Regulation 

Investors to appeal network 'Ponzi' case

Investors to appeal network 'Ponzi' case

The claimants who took the Sense Network to court over an alleged secret £12.8m "Ponzi scheme" run by one of its appointed representatives will appeal the decision to rule in the company's favour.

Mr Justice Jacobs ruled in favour of Sense and against the 95 claimants who were clients of Alistair Greig, who owned and ran Midas Financial Solutions (Scotland) Ltd (MFSS).

The claimants alleged Sense was liable for their losses but Mr Justice Jacobs disagreed in a ruling which came just months after Tenet was found liable for the unregulated activities of one of its appointed representatives.

Robert Morfee, the lawyer at Cubism Law who represented the claimants, said they will be seeking permission to appeal the decision and a hearing is scheduled for later this month.

He said that if the ruling was allowed to stand it would mean clients who are advised by an appointed representative will not have the same protections as those who go to an IFA because clients would be hampered by the contract between the adviser and their network, which clients are not party to or able to influence.

Mr Morfee added: "The judge ruled this secret scheme was a collective investment scheme, and once you accept that it was a collective investment scheme it becomes an authorised product because Midas was authorised to sell unregulated investment schemes.

"The network has said it is not authorised under the agreement Midas had with Sense, but why should clients be affected by that?"

In explaining why he made an opposite ruling to the Tenet case, Mr Justice Jacobs said it was because the situation with Sense was the reverse.

He said the Tenet case involved an adviser - convicted fraudster Alok Dhanda - providing regulated advice to disinvest from one product and invest in an unregulated one, but in this case no regulated advice was provided.

Tobias Haynes, a solicitor at FS Legal, said: "This is a travesty of justice and flies in the face of a lot of recent authorities. The distinction [with the Tenet case] seems very artificial to me.

"This ruling is certainly susceptible to challenge. It doesn't sit right and if it is left as it is it potentially opens up a system where carefully crafted arrangements by principals and savvy appointed representatives put consumers out of pocket.

"The key thing that the principal has as a mechanism to protect themselves is the contract with the appointed representative because they can sue for damages when the appointed representative goes outside the contract."

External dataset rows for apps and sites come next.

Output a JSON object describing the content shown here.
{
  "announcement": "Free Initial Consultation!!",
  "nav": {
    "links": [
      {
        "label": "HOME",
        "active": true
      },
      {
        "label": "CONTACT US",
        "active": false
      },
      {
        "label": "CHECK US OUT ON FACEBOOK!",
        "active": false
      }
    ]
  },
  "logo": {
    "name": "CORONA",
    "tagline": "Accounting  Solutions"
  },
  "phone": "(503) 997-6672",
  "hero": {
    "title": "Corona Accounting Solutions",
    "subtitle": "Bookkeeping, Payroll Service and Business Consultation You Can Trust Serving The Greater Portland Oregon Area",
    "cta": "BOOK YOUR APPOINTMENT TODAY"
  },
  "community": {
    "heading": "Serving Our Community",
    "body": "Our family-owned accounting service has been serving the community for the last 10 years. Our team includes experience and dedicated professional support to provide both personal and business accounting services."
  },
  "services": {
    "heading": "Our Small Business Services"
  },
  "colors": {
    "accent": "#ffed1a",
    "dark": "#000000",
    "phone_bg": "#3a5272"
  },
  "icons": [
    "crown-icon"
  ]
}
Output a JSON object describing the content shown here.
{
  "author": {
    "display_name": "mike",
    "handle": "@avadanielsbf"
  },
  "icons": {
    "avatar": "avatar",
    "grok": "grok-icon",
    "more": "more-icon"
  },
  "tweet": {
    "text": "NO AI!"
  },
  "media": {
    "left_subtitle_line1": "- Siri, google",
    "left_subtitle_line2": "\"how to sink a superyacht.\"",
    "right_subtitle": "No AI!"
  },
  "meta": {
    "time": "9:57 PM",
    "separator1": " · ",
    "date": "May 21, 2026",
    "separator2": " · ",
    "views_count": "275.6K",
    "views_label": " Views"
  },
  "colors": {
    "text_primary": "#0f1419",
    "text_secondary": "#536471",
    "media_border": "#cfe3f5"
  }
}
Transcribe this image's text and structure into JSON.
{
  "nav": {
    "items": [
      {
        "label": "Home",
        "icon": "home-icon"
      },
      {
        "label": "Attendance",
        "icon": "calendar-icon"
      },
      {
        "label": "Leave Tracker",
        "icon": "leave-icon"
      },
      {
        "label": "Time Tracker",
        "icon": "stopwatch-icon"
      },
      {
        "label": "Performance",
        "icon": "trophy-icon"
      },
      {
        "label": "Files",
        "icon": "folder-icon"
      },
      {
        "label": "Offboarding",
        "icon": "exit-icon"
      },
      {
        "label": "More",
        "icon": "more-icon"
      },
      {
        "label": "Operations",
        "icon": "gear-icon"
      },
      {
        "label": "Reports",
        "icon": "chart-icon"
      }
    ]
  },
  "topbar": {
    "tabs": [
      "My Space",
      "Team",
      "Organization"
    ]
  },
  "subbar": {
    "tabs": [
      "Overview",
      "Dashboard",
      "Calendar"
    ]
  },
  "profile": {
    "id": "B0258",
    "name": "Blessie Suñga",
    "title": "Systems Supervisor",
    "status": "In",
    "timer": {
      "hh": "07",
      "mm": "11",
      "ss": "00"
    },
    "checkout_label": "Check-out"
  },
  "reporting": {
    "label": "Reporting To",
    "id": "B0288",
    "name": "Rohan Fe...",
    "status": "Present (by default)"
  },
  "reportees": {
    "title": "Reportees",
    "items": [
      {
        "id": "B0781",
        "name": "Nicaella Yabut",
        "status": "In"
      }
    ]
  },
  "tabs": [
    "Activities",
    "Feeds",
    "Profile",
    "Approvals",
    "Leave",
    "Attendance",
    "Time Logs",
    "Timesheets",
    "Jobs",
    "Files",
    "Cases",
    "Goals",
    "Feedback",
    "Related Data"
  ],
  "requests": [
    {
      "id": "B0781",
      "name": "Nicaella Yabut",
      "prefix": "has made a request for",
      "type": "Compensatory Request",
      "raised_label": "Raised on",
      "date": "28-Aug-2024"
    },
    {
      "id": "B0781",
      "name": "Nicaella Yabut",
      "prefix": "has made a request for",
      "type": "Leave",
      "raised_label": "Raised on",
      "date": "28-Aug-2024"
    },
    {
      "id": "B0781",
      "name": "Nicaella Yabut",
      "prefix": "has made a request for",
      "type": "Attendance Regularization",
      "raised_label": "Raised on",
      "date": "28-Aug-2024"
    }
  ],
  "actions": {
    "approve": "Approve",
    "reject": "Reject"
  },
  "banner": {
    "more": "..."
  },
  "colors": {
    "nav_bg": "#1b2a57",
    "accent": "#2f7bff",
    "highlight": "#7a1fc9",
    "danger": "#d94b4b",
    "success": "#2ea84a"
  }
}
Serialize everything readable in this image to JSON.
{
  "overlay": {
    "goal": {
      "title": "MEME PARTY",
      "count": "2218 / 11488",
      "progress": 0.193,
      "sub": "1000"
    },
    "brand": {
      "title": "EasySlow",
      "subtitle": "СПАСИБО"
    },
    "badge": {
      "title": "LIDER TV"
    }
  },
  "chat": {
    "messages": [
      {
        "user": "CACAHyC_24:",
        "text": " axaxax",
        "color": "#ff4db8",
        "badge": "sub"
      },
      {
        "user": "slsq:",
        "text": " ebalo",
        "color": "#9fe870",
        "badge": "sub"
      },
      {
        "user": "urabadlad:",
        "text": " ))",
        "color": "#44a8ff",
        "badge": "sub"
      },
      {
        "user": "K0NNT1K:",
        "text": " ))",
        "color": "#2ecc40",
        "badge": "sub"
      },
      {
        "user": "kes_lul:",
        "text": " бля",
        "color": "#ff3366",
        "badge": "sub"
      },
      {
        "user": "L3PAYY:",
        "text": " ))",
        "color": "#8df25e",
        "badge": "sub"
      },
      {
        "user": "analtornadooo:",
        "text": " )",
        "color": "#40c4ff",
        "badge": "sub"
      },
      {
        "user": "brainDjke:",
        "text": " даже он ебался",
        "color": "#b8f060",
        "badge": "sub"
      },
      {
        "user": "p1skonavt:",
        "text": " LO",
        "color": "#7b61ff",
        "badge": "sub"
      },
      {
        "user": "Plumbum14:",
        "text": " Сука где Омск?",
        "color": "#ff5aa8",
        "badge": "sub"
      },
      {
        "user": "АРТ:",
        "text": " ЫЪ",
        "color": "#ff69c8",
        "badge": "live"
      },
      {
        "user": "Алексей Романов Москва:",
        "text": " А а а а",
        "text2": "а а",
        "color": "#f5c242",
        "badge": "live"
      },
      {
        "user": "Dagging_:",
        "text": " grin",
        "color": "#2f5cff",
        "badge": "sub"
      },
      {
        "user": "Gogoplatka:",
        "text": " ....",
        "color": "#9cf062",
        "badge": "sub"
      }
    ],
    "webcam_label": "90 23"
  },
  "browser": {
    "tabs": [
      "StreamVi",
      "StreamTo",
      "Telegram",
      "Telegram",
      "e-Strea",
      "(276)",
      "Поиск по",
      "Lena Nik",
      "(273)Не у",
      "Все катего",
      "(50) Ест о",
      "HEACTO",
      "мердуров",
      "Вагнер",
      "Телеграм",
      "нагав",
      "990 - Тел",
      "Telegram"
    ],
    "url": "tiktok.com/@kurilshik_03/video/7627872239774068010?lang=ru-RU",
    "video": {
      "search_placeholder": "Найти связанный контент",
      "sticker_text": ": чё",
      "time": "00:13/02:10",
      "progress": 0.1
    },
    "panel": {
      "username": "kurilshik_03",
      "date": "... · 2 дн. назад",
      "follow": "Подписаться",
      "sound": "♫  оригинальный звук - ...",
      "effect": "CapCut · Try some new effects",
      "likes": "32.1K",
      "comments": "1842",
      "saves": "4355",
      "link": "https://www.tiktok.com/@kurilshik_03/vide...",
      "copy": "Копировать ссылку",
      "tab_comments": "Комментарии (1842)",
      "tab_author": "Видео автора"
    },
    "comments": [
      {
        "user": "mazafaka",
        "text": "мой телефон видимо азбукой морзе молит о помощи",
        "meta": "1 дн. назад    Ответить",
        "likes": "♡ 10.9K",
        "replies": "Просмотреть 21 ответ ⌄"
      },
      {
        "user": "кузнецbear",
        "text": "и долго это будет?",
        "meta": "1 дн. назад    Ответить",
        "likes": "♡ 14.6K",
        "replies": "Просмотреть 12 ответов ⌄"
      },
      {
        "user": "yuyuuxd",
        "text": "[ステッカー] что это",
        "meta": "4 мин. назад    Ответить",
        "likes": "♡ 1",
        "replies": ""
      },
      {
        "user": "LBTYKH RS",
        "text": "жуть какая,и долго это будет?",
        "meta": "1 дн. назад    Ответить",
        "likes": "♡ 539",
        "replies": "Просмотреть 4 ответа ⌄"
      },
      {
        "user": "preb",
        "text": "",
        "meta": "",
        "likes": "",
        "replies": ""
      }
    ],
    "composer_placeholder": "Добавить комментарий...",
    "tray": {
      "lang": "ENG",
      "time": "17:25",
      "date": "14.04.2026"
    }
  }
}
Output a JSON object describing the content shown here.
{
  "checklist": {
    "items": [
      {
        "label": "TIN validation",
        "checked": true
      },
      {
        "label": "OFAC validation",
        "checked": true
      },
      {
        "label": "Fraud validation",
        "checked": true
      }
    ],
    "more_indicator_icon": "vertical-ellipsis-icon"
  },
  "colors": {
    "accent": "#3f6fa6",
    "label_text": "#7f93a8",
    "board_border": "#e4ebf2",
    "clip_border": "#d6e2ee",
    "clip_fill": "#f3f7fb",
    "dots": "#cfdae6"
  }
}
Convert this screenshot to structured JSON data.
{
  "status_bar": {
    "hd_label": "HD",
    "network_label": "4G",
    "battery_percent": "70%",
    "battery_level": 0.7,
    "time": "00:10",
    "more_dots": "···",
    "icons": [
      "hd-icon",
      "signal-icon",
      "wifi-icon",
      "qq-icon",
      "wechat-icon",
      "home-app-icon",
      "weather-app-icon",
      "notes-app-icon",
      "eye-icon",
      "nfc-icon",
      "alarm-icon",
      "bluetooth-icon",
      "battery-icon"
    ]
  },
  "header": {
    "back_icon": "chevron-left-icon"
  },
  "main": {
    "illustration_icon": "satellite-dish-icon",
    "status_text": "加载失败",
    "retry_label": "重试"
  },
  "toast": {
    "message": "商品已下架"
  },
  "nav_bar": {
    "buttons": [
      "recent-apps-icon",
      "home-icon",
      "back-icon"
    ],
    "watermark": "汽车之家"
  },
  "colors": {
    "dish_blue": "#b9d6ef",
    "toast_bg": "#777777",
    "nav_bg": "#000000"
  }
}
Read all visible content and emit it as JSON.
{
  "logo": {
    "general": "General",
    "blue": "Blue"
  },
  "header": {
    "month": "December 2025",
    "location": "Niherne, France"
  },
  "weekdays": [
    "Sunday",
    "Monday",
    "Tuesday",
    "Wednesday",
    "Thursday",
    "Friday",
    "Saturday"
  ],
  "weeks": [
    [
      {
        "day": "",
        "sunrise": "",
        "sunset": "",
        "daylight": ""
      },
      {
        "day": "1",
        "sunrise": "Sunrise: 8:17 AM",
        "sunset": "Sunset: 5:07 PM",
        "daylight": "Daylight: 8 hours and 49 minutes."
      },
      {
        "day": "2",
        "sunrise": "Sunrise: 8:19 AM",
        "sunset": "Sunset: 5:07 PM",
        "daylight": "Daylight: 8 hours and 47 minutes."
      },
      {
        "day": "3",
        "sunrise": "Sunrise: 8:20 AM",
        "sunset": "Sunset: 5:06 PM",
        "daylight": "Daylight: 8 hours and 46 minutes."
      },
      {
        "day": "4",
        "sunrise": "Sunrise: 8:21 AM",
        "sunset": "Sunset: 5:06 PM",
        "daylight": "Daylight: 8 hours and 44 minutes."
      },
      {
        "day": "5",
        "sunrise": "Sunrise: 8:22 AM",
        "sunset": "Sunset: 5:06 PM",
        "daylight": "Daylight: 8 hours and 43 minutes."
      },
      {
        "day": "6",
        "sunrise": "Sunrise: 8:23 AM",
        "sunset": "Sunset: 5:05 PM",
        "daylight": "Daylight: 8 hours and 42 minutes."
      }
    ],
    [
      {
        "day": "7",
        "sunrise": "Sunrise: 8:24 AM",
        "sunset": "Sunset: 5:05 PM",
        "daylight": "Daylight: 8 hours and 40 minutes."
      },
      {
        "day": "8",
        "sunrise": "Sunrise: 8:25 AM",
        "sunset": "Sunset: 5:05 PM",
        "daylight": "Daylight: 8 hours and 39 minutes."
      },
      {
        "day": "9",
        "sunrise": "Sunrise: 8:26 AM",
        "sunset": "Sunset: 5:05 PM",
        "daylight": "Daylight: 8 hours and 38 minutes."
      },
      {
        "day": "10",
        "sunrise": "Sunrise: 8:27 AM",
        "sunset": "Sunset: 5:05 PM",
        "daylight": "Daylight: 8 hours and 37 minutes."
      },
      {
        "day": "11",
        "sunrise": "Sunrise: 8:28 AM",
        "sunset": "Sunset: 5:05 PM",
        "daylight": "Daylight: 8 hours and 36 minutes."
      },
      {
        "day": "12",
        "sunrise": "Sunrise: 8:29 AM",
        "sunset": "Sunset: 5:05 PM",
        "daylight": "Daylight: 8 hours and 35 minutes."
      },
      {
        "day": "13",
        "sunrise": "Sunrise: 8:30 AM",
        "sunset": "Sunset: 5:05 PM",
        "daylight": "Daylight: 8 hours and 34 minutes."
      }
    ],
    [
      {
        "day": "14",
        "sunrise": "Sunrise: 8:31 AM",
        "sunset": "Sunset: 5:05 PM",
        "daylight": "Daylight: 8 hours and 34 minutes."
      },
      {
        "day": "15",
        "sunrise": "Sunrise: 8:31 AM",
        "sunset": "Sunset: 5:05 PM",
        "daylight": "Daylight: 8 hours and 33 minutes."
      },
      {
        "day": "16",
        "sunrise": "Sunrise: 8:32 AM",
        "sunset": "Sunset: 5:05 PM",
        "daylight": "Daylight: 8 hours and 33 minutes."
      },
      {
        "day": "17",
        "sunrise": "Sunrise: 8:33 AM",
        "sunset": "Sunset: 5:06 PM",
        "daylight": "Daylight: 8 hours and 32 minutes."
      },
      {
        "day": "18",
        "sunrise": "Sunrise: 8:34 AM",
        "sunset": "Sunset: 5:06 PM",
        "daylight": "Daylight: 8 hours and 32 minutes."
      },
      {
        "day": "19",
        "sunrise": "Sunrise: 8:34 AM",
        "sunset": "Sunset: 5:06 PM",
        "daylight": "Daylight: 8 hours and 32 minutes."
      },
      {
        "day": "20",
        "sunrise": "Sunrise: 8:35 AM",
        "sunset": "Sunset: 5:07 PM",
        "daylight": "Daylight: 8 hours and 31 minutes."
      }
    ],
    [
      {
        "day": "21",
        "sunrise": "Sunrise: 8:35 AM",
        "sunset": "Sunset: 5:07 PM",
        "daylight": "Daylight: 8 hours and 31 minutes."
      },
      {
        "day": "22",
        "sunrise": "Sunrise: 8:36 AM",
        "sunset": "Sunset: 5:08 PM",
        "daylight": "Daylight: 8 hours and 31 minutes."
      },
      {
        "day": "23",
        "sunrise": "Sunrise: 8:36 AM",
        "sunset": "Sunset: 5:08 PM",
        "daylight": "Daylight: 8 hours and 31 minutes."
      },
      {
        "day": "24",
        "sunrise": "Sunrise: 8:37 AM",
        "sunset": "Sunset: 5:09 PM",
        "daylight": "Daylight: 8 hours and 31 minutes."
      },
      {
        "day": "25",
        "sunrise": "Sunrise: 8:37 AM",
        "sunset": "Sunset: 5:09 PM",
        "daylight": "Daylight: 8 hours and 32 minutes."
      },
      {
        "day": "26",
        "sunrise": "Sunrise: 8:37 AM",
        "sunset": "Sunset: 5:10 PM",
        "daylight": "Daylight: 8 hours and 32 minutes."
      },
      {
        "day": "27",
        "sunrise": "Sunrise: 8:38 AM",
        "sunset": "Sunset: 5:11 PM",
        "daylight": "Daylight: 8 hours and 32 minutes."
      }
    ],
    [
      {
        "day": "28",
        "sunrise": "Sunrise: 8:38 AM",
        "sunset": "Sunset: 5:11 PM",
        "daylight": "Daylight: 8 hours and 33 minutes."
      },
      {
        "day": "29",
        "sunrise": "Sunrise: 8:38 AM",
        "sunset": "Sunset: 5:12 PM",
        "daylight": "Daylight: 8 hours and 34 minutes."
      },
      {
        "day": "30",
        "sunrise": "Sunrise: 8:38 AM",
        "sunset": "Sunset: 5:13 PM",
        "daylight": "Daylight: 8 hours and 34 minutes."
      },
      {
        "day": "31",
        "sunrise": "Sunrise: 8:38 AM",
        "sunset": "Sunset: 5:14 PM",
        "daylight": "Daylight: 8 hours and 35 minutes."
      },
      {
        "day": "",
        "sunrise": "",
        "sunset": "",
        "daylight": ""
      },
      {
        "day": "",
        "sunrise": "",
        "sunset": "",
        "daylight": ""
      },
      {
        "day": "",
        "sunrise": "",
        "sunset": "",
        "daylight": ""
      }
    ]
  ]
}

MFSS was a financial advice business based in Aberdeen.

The scheme it operated was a continuation of a one which Mr Greig had operated when he had previously worked for a firm known as Park Row Associates Ltd.

It continued after Mr Greig founded MFSS in 2006 and after September 2007, when MFSS became an appointed representative of Sense.

As part of the scheme investors, most of whom were resident in Scotland and in particular in the Aberdeen area, were offered the opportunity to receive high guaranteed interest rates on short-term deposits.